→ WORK REQUIRED: The listing below should be copied in full, word for word.

→ INPUT MATERIAL:
[Start of section]

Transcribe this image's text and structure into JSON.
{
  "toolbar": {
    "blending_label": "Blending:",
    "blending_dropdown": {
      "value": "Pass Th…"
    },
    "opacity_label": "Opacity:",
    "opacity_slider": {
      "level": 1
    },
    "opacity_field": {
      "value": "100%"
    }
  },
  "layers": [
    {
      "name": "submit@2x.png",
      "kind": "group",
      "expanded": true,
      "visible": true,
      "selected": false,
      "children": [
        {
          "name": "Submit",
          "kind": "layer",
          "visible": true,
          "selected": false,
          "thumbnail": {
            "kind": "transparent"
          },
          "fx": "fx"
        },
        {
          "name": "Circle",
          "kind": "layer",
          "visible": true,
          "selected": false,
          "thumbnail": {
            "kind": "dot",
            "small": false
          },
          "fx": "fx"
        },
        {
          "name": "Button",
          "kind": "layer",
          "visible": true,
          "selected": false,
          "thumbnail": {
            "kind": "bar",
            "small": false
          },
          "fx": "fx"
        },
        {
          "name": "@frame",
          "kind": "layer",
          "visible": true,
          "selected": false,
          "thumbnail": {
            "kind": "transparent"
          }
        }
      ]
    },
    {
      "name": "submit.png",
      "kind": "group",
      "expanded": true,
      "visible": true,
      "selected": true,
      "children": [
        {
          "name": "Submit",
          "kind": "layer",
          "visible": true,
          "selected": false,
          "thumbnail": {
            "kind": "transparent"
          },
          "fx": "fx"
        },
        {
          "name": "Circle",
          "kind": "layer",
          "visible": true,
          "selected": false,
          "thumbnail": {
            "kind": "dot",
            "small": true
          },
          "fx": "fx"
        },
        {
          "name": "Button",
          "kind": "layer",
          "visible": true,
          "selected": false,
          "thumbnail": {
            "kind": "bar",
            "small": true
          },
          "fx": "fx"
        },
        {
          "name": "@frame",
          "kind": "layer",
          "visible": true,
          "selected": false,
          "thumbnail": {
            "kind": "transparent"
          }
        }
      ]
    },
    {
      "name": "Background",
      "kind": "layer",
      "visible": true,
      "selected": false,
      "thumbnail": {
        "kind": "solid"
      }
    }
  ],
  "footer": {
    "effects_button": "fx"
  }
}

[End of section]

→ ANSWER SPACE:
Transcribe this image's text and structure into JSON.
{
  "toolbar": {
    "blending_label": "Blending:",
    "blending_dropdown": {
      "value": "Pass Th…"
    },
    "opacity_label": "Opacity:",
    "opacity_slider": {
      "level": 1
    },
    "opacity_field": {
      "value": "100%"
    }
  },
  "layers": [
    {
      "name": "submit@2x.png",
      "kind": "group",
      "expanded": true,
      "visible": true,
      "selected": false,
      "children": [
        {
          "name": "Submit",
          "kind": "layer",
          "visible": true,
          "selected": false,
          "thumbnail": {
            "kind": "transparent"
          },
          "fx": "fx"
        },
        {
          "name": "Circle",
          "kind": "layer",
          "visible": true,
          "selected": false,
          "thumbnail": {
            "kind": "dot",
            "small": false
          },
          "fx": "fx"
        },
        {
          "name": "Button",
          "kind": "layer",
          "visible": true,
          "selected": false,
          "thumbnail": {
            "kind": "bar",
            "small": false
          },
          "fx": "fx"
        },
        {
          "name": "@frame",
          "kind": "layer",
          "visible": true,
          "selected": false,
          "thumbnail": {
            "kind": "transparent"
          }
        }
      ]
    },
    {
      "name": "submit.png",
      "kind": "group",
      "expanded": true,
      "visible": true,
      "selected": true,
      "children": [
        {
          "name": "Submit",
          "kind": "layer",
          "visible": true,
          "selected": false,
          "thumbnail": {
            "kind": "transparent"
          },
          "fx": "fx"
        },
        {
          "name": "Circle",
          "kind": "layer",
          "visible": true,
          "selected": false,
          "thumbnail": {
            "kind": "dot",
            "small": true
          },
          "fx": "fx"
        },
        {
          "name": "Button",
          "kind": "layer",
          "visible": true,
          "selected": false,
          "thumbnail": {
            "kind": "bar",
            "small": true
          },
          "fx": "fx"
        },
        {
          "name": "@frame",
          "kind": "layer",
          "visible": true,
          "selected": false,
          "thumbnail": {
            "kind": "transparent"
          }
        }
      ]
    },
    {
      "name": "Background",
      "kind": "layer",
      "visible": true,
      "selected": false,
      "thumbnail": {
        "kind": "solid"
      }
    }
  ],
  "footer": {
    "effects_button": "fx"
  }
}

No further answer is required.